See the pdf-file here)
 Standard text in the Database Cantus: ID 508002http://cantusdatabase.org/node/395050 The phrase „mors et vita” has there two entries: one in the sequence Victimae Paschali laudes (ca. 20 records), and another in the antiphon for the feast of the Inventio Crucis: Mors et vita apposita sunt tibi si non ostendas mihi crucem Christi, Cantushttp://cantusdatabase.org/node/377216 Sung with English text at http://www.youtube.com/watch?v=biToVpwMWgw
 See the “simultaneous realities” in allegory, C. Erickson, The Medieval Vision, Oxford 1976, p. 8, and N. Crohn Schmitt 1982: 312, applying the notion to the interpretation of the allegorical drama The Castle of Perseverance; N. Crohn Schmitt, The Idea of a Person in Medieval Morality Plays, in: C. Davidson C. et al. (ed.), The Drama of the Middle Ages. Comparative and Critical Essays, AMS Press, New York 1982. 1982: 304–315.Cf. also oscillation of meanings in the characters in the Erfurt morality play (H. Linke, Figurendarstellung in der Erfurter Moralität. Geistliche Dramatik als Lebensorientierung, „Zeitschrift für deutsches Altertum” 1995, 124.2, p. 129–42.1995), and the „plurality of truths” in Piers Plowman, G. Rudd, Managing Language in „Piers Plowman”, Piers Plowman Studies IX, D. S. Brewer, Cambridge 1994.
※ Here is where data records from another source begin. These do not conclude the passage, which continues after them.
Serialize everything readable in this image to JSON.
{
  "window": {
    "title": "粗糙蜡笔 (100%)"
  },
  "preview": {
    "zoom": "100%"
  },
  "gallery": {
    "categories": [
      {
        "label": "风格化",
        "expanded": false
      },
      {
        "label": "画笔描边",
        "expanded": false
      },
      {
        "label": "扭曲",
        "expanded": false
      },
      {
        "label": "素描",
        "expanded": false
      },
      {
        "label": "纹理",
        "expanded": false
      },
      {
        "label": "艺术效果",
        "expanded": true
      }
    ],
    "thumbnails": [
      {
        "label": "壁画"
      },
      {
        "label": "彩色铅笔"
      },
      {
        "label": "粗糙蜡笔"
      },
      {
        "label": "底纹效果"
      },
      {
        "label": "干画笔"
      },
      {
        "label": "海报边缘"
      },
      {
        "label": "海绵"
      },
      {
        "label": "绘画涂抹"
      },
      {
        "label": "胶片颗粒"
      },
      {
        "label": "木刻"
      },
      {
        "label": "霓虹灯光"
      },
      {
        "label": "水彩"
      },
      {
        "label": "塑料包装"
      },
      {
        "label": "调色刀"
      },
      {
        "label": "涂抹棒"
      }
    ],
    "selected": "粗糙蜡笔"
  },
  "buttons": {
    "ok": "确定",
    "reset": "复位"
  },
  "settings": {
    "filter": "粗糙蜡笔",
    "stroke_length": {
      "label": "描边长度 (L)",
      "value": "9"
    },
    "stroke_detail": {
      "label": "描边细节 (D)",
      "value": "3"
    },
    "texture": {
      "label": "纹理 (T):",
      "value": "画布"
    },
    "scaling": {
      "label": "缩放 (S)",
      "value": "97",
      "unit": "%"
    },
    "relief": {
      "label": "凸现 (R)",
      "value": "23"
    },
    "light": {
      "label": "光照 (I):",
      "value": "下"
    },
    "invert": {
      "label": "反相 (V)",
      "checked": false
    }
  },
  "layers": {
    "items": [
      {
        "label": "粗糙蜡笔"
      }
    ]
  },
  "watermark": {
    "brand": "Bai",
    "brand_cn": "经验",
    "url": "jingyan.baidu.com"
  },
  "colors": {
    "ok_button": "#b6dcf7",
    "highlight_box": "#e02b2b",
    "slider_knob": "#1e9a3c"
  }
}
 Nam ego sum mors, que claudo omnia vivencia et finem eis impono Deo volente et permittente et non est, qui se abscondat a meo dominio.
 Editor’s title: Czesława Pirożyńska, Łacińska Rozmowa mistrza Polikarpa ze Śmiercią. Dialogus magistri Polycarpi cum morte [in:] Średniowiecze. Studia o kulturze, t. 3, Wrocław 1966, pp.74-187.
 …omnes morbos creaturarum in vase ferreo portans in sinistro brachio et tota existens pallida et in manibus tenens falcastrum horribile, coram se habens celum apertum et retro se infernum